kyleakin

A COUPLE rented a weekend retreat on a Scottish island of which the woman was a native. She thought it best not to tell her other half that the lower level of their holiday apartment used to be the gents’ public toilets. Upstairs was the control room of the old ferry terminal.

During their first night she awoke to find him staring at the ceiling. He informed her that there was a bunch of people standing around the bed. She went rigid.

“What do you mean? You mean standing around the bed looking at us? Or just standing?”

He was matter of fact. “Just standing. In a line.”

“What, as in ghosts? I don’t see anything.”

“Yes. I can’t exactly see them but I know they’re there.”

“So what are they doing?”

“Just standing. Like they’re in a queue or something.”

The woman shut up for a moment and closed her eyes. “I don’t feel anything. If this place was haunted, I’d sense something. Besides, the dog would be acting all weird but he isn’t.” It was true, the dog hadn’t moved from his cosy spot on the end of the bed.
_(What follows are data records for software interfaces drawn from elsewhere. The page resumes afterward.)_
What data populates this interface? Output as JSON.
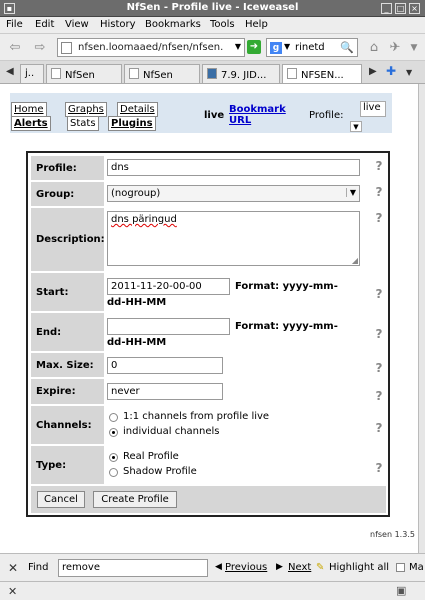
{
  "window": {
    "title": "NfSen - Profile live - Iceweasel"
  },
  "menu": [
    "File",
    "Edit",
    "View",
    "History",
    "Bookmarks",
    "Tools",
    "Help"
  ],
  "nav": {
    "url": "nfsen.loomaaed/nfsen/nfsen.",
    "search_engine_icon": "google-icon",
    "search_text": "rinetd"
  },
  "tabs": [
    {
      "label": "j.."
    },
    {
      "label": "NfSen"
    },
    {
      "label": "NfSen"
    },
    {
      "label": "7.9. JID..."
    },
    {
      "label": "NFSEN..."
    }
  ],
  "nfsen_nav": {
    "tabs_top": [
      "Home",
      "Graphs",
      "Details"
    ],
    "tabs_bottom": [
      "Alerts",
      "Stats",
      "Plugins"
    ],
    "live": "live",
    "bookmark_1": "Bookmark",
    "bookmark_2": "URL",
    "profile_label": "Profile:",
    "profile_value": "live"
  },
  "form": {
    "profile_label": "Profile:",
    "profile_value": "dns",
    "group_label": "Group:",
    "group_value": "(nogroup)",
    "description_label": "Description:",
    "description_value": "dns päringud",
    "start_label": "Start:",
    "start_value": "2011-11-20-00-00",
    "format_label": "Format: yyyy-mm-",
    "format_label_cont": "dd-HH-MM",
    "end_label": "End:",
    "end_value": "",
    "maxsize_label": "Max. Size:",
    "maxsize_value": "0",
    "expire_label": "Expire:",
    "expire_value": "never",
    "channels_label": "Channels:",
    "channels_opt1": "1:1 channels from profile live",
    "channels_opt2": "individual channels",
    "type_label": "Type:",
    "type_opt1": "Real Profile",
    "type_opt2": "Shadow Profile",
    "cancel": "Cancel",
    "create": "Create Profile"
  },
  "version": "nfsen 1.3.5",
  "findbar": {
    "label": "Find",
    "value": "remove",
    "previous": "Previous",
    "next": "Next",
    "highlight": "Highlight all",
    "match_case": "Ma"
  }
}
Although she knew that this was most likely another one of his wind-ups, for the remainder of the night the woman was tormented by images of rough chain-smoking hairy blokes smelling of motor oil and relieving themselves against the back wall.

II

THE WOMAN was determined that she would only tell her other half where he had been sleeping on their return home. But she cracked. And he handled it much better than she had anticipated. Eager for evidence of some kind of window into the local past, she pushed for more detail about what the avenue of men was doing. More specifically, where were their hands?

In the end, she had to spit it out. “ Could they have been doing, you know, what people normally do in public conveniences?”

“Of course not. Don’t be so bloody stupid. I made the whole thing up. And at what point did I ever say they were all men?”

III

ON THE final day of their vacation, the woman telephoned the landlord to let him know when they would be leaving and that they would put the key through the front door. As she was about to hang up, one thing was still niggling her.

“Just as a matter of interest, this building, it used to be the ferry terminal, didn’t it?”

“Yes.”

“And the living room on the first floor, with the fantastic view overlooking the harbour, that used to be the control room?”

“Yes.”

“And the bedroom downstairs, that used to be the gents’ toilets, yes?”

“No.”

“No?”

“Yes, no. The gents was next door. The bedroom used to be the ticket office.”

 

Copyright (c) M K MacInnes 2015